Description of the task :: The answer should be one number only, namely how many lines of the records hold the word "selected".
+++++
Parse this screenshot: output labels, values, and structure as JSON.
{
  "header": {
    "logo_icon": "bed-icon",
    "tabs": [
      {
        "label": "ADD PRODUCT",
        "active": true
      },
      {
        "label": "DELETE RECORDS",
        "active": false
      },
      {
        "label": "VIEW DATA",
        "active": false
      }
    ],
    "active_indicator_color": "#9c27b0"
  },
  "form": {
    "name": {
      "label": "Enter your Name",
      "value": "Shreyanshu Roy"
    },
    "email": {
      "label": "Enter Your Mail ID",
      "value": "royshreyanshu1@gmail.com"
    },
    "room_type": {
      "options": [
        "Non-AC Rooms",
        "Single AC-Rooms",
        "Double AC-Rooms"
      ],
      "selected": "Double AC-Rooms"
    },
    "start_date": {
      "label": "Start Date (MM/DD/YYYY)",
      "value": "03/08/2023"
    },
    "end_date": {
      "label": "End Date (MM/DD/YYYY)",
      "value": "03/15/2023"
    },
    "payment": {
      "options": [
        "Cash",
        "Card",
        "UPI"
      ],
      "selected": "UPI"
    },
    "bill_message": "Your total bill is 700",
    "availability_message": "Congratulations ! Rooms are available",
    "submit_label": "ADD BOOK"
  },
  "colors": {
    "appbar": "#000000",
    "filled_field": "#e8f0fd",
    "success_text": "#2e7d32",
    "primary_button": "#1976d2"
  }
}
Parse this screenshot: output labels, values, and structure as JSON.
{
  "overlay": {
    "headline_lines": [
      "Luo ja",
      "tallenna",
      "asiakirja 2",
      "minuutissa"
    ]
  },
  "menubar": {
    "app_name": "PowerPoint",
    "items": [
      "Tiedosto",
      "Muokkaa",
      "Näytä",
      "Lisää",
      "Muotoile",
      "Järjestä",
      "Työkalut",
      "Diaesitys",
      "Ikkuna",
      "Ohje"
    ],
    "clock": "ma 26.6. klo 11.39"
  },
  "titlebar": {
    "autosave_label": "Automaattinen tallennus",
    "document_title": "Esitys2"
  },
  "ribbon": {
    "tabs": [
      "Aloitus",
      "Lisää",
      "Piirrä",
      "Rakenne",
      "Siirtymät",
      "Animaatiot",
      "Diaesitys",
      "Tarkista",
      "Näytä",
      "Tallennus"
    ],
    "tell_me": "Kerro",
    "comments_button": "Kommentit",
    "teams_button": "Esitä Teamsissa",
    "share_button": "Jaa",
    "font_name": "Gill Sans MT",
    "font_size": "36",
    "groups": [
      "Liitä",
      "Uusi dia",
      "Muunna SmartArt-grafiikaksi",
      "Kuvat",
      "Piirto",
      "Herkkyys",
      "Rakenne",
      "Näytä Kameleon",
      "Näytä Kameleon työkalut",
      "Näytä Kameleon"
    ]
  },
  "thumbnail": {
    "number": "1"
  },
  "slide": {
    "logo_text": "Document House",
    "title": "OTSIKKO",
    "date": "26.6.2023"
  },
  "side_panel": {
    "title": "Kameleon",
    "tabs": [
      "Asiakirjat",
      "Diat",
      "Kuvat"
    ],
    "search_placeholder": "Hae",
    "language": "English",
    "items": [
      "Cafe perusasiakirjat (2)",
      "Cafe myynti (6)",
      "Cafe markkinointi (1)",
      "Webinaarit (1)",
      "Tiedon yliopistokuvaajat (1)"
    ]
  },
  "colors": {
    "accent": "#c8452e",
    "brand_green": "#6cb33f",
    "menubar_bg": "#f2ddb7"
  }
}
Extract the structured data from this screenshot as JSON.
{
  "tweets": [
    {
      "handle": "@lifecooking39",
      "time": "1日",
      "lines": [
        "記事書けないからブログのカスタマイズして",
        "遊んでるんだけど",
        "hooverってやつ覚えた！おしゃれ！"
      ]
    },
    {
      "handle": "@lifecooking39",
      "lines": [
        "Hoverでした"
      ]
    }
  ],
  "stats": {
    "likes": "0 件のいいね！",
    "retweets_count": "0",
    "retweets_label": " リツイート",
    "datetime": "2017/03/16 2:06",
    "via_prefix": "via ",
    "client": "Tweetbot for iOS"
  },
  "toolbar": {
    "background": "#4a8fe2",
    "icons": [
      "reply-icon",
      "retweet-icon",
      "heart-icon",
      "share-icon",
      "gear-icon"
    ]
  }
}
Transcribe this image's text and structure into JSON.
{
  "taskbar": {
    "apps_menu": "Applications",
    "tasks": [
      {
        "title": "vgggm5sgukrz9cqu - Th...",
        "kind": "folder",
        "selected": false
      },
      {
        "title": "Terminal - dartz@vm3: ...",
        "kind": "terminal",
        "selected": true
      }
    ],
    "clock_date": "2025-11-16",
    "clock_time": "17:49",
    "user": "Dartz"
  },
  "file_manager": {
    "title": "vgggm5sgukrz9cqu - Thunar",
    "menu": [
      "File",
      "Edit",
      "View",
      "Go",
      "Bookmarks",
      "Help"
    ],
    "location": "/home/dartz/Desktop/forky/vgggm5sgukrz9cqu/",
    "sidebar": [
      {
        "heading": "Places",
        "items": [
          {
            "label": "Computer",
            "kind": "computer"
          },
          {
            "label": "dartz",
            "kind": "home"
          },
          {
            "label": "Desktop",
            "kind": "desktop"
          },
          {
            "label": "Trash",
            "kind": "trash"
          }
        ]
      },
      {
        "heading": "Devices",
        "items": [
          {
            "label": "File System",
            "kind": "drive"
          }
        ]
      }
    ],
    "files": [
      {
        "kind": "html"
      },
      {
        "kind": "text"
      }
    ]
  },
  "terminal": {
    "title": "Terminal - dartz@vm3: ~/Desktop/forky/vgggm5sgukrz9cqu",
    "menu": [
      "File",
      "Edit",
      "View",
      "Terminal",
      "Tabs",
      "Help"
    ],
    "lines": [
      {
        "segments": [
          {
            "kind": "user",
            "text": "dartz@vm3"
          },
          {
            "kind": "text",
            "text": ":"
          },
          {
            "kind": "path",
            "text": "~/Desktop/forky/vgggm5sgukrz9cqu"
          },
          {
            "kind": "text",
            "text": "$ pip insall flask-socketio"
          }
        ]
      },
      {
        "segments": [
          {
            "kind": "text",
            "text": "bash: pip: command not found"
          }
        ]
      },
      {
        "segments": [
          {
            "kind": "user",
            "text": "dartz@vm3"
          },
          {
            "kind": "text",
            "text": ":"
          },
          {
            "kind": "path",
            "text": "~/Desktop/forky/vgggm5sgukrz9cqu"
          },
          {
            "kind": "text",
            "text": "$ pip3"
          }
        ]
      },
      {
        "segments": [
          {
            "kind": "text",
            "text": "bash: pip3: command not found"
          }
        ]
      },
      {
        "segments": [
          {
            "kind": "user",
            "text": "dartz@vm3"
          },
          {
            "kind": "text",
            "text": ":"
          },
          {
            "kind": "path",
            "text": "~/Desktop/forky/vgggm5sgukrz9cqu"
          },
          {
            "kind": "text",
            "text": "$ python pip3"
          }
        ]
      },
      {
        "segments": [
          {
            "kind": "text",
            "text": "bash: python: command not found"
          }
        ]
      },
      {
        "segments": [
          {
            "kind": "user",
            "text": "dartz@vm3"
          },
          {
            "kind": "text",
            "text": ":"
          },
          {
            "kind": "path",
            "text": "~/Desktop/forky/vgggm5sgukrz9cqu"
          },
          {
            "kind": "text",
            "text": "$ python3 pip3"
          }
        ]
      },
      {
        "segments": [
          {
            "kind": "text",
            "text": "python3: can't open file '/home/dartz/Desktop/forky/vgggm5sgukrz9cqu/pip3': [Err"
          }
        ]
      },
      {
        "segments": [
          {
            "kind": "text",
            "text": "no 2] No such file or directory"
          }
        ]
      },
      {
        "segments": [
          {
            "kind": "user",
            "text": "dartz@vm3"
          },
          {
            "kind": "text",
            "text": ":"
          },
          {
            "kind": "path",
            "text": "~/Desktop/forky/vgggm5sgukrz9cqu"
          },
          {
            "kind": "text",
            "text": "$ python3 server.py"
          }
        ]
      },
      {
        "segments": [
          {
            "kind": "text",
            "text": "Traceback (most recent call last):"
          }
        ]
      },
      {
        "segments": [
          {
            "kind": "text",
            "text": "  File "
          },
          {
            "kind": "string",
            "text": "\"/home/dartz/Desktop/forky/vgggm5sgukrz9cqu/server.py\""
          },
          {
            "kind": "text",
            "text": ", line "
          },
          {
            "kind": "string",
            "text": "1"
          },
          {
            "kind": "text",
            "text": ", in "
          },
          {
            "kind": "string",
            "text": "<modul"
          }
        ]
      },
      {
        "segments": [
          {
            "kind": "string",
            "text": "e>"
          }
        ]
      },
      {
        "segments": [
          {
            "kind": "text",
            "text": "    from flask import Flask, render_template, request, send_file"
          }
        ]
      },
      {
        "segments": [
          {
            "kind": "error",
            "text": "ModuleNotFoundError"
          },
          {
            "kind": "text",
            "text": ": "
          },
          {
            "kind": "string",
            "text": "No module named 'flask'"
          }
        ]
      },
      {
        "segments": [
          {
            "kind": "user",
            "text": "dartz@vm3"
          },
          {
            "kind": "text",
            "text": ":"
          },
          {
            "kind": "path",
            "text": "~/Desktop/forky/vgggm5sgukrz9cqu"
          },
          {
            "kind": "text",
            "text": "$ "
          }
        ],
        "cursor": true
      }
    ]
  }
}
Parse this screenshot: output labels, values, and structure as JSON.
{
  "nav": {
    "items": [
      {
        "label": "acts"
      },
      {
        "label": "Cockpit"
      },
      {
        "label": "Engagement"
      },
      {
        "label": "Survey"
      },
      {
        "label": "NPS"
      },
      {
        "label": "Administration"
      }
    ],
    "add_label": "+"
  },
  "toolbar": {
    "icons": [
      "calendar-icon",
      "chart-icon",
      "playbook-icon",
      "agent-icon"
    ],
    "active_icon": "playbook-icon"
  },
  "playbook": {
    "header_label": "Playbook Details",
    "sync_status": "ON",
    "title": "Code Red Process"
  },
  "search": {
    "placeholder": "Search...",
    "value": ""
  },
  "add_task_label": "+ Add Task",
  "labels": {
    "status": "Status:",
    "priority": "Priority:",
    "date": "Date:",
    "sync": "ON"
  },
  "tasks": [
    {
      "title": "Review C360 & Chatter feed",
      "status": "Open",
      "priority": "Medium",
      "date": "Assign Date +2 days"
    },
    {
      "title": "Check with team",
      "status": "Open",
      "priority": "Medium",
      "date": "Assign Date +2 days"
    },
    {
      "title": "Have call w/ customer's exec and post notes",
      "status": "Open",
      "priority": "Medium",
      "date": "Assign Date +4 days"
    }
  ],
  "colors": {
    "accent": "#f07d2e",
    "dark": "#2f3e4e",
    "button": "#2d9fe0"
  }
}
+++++
Written response :: 4